Designers typically focus on creating efficient layouts for PCBs by arranging component footprints strategically while considering factors like signal integrity, power distribution, thermal management, and manufacturability constraints. Once the design phase is complete, manufacturers take over by sourcing all required materials including both active (e.g., ICs) and passive (e.g., resistors) components before proceeding with assembly operations such as soldering or surface mount technology (SMT). This process requires specialized equipment like pick-and-place machines or reflow ovens to accurately place each component onto its designated location on the printed circuit board. It’s worth noting that while some companies specialize solely in PCB fabrication, others offer turnkey solutions that encompass both PCB manufacturing and assembly. These turnkey providers handle the entire production process from design to final product delivery, offering convenience and efficiency for customers.

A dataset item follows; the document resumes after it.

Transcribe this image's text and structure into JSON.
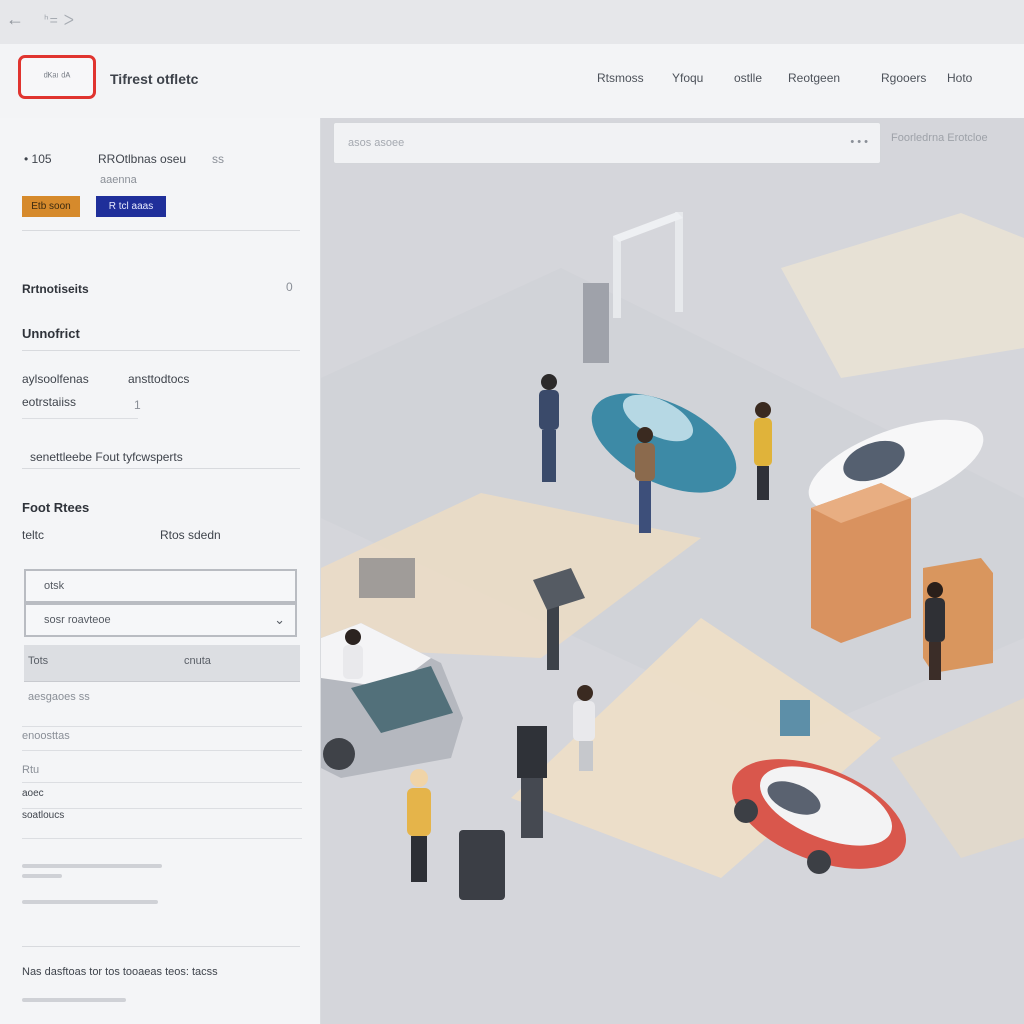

In summary, understanding the distinctions between PCB and PCBA is crucial for anyone involved in electronics manufacturing. While a bare PCB serves as a foundation for electronic components, PCBA represents a fully assembled circuit board ready for integration into larger systems or devices. Designers focus on optimizing layouts for efficient functionality, while manufacturers handle component sourcing and assembly operations. When it comes to developing an electronics project, one of the crucial decisions you need to make is whether to opt for PCBA (Printed Circuit Board Assembly) or PCB (Printed Circuit Board). Both options have their own advantages and considerations, so it’s important to understand them before making a choice. A Printed Circuit Board (PCB) is a fundamental component in any electronic device.
It provides mechanical support and electrical connections between various components such as resistors, capacitors, and integrated circuits. A PCB consists of layers of conductive material etched onto a non-conductive substrate like fiberglass or epoxy resin. On the other hand, PCBA refers specifically to the process of assembling these components onto a bare PCB. This involves soldering each component onto its designated location on the board pcb vs pcba using automated machinery or manual labor. One key advantage of choosing PCBA over just PCB is that it saves time and effort during assembly. With PCBA, all your components are pre-soldered onto the board by professionals who specialize in this task. This eliminates potential errors that can occur during manual soldering and ensures consistent quality across multiple units.